OSU’s Chris Goldfinger Leads Worried Geologists
Chris Goldfinger is an Oregon State University earthquake expert who, on Monday, announced to The New Yorker that a giant Northwest earthquake is on the way, and voiced ardent opposition to the University’s plan to build a science center in Newport’s tsunami zone.
SCARE TACTICS NOT A LAST RESORT
Goldfinger recently limned a worst-case scenario for the Oregonian/OregonLive Monday, which depicted hundreds of terrified people evacuating the building after its being shaken to pieces by a magnitude 9 earthquake.
MISE EN SCENE
Goldfinger asks us to imagine survivors, some of them injured, others recently disabled or elderly, all of them trying to drive in the rain, trying to drag themselves through a mile of thick, liquified sandbar littered with active power lines, precisely when a 43-foot tsunami wave rips the Yaquina Bay Bridge apart, carrying large ships and a liquified-natural-gas tank as flying projectiles.
Goldfinger goes on: “Really nobody can calculate if or how many people would die in that building during the next tsunami…[i]t’s not possible to mitigate it to ensure that everybody would survive.”
Unfortunately, potential tsunami woes have thrown the best minds of OSU against each other in a no holds barred battle of intellect and will. So far it’s remained controlled and collegial.
Goldfinger’s “frenemies” in this debate are Oregon State engineers at large, who believe their designs for an expanded Hatfield Marine Science Center will not only pass peer review, but also produce a world-class demonstration of how buildings in tsunami zones are supposed to be built.

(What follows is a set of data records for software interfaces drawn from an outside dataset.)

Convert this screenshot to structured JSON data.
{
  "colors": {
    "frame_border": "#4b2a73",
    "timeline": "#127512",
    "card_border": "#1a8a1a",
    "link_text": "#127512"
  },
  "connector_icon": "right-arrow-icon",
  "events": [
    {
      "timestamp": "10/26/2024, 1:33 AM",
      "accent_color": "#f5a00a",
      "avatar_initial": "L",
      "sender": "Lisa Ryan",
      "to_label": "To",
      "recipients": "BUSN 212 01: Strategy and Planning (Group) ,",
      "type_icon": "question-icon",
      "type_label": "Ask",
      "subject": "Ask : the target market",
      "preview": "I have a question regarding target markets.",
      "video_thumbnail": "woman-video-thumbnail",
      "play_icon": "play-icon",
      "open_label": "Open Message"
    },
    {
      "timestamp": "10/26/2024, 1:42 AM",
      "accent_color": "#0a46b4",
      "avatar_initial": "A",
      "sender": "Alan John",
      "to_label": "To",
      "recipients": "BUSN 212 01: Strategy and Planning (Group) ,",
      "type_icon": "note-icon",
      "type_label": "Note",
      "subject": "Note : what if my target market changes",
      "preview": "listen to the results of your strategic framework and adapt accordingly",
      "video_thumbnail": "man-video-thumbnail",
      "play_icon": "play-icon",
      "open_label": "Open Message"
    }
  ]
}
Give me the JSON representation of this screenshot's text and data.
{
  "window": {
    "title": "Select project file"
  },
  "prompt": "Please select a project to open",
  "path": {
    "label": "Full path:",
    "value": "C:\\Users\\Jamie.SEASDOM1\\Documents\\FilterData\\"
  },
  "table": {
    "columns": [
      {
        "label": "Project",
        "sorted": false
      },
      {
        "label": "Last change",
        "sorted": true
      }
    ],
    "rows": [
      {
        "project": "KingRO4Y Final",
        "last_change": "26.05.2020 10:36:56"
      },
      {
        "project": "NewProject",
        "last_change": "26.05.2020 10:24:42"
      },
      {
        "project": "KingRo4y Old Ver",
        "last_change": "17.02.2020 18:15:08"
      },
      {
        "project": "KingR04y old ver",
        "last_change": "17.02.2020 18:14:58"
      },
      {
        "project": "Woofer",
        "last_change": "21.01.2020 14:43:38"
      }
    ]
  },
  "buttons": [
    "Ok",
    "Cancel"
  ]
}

Put this way, it sounds less like a bad idea and more like a contradiction in terms. Goldfinger and his cadres agree that no level, amount, or new method of planning will prevent the inevitable catastrophe any building constructed in a tsunami zone is doomed to become. Goldfinger says the real struggle is in fact a cultural squabble between engineers and earthquake geologists.
debate GOES NATIONAL
Goldfinger modified his position after his featured interview in The New Yorker, adding that in addition to relocating the Science Center elsewhere, the existing OSU and National Oceanic and Atmospheric Administration buildings already in Newport’s South Beach should be moved, too.